On display until Oct. 24 at the Candler Student Center, the Images of Western Art exhibit is free to the public and features 20 pieces from the Willsons’ large art collection which includes paintings and sculptures.

Willson, a graduate of Oxford College and a cardiologist who now lives on Jackson Lake, said he felt a little "give back was in order" for the college and the community.

Montana sculptor Joe Halko is a favorite artist of the Willsons and his work is on prominent display in the exhibit. In college Halko studied biology and anatomy which lends his sculptures a realistic heft and feel. He was in attendance at a special party for the exhibit on Thursday evening.

"He’s very true to reality," said Monty Willson of Halko. "You’ll see some artists who try to embellish nature. He’s very true to his subject so that’s the thing that I like best.

Halko said he draws the most inspiration for his sculptures, which include sheep, goats, hares and pelicans, from being out in nature in Montana. He frequently brings a sketchpad with him when he is out hiking, hunting and fishing. Most of his sculptures though are sculpted from memory.

"I like to spend a lot of time memorizing things. It seems to be freer. You’re not locked into a certain pose," he said.

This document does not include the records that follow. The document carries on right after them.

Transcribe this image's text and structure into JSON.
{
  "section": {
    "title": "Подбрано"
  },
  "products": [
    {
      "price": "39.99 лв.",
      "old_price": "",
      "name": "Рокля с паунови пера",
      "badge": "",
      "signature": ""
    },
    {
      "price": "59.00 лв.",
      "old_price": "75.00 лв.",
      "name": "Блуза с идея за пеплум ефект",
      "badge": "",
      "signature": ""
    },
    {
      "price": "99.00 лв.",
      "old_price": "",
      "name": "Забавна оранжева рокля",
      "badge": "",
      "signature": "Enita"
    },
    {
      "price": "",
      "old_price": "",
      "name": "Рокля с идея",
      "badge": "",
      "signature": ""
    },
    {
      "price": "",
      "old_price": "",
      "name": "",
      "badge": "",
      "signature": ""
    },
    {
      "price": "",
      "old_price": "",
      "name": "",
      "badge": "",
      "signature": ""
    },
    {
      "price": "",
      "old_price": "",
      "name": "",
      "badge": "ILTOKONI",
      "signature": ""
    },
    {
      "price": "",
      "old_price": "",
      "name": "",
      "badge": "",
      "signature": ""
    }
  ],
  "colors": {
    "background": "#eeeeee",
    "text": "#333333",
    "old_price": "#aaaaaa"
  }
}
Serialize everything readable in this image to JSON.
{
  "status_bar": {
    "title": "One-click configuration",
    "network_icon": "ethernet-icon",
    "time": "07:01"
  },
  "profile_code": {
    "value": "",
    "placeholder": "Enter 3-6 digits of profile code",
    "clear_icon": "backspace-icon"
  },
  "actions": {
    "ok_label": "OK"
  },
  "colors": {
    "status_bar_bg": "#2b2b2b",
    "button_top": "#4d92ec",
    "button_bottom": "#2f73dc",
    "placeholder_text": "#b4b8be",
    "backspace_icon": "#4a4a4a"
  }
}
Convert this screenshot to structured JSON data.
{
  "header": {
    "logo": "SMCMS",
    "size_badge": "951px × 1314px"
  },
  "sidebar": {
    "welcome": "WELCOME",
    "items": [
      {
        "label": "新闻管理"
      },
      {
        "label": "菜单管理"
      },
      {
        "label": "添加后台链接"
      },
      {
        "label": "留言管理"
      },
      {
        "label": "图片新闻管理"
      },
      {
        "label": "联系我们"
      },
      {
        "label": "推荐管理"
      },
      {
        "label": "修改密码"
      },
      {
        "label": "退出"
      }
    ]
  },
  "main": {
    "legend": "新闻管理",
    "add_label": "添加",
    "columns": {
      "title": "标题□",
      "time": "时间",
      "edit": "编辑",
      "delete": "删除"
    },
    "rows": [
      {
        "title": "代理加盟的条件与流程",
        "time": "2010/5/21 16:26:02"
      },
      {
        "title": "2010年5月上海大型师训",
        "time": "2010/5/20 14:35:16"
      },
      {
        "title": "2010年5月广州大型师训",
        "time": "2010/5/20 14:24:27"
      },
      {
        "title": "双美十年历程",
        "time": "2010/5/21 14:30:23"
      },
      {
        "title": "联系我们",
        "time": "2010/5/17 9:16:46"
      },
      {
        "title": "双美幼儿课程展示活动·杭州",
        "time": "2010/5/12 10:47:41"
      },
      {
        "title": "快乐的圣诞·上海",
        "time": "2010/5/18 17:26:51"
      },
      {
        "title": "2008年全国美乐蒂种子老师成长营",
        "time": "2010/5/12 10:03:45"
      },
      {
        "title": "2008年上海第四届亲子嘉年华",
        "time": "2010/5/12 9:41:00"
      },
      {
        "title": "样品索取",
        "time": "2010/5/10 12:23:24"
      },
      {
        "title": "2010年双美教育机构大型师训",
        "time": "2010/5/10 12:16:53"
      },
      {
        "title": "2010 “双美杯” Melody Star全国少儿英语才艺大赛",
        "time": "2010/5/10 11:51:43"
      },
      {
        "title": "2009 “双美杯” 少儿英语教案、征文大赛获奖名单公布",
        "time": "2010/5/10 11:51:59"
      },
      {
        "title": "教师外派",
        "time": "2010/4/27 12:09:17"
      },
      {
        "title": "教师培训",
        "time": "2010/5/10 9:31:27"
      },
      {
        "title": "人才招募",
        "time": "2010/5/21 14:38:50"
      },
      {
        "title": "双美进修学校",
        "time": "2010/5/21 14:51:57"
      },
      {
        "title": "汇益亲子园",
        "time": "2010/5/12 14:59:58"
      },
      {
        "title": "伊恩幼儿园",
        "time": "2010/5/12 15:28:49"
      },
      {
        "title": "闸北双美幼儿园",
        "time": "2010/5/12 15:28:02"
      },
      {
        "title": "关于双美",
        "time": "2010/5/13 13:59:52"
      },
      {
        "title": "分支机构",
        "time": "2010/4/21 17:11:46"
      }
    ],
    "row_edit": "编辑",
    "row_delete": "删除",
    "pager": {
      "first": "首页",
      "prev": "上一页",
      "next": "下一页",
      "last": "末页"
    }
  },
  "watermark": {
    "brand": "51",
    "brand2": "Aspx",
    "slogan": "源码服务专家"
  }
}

Halko said he prefers sculpting wild animals to domestic ones. He has been sculpting full-time since 1970 and has been the recipient of major art commissions from Regis University in Colorado and the National Gallery in Ireland.

"I always kind of lean towards the sheep and goats. I’ve been doing more barnyard things in the last year — chickens, geese and ducks," he said. "I kind of go in spurts. I just like doing figures and gestures. If you study animals enough, they all have individual looks. You can identify them just by the way they move and the way they’re built."

Willson said he is delighted with the way the art exhibit turned out. Camille Cotrell, a professor of Art History at Oxford, selected each of the pieces from the Willsons 300 plus art collection to be featured in the show, which is set up on two different floors in the student center.

"One of the really neat things about seeing this show is seeing the same art from a different setting," he said. "It’s almost like seeing something brand new. Camille has done a wonderful job."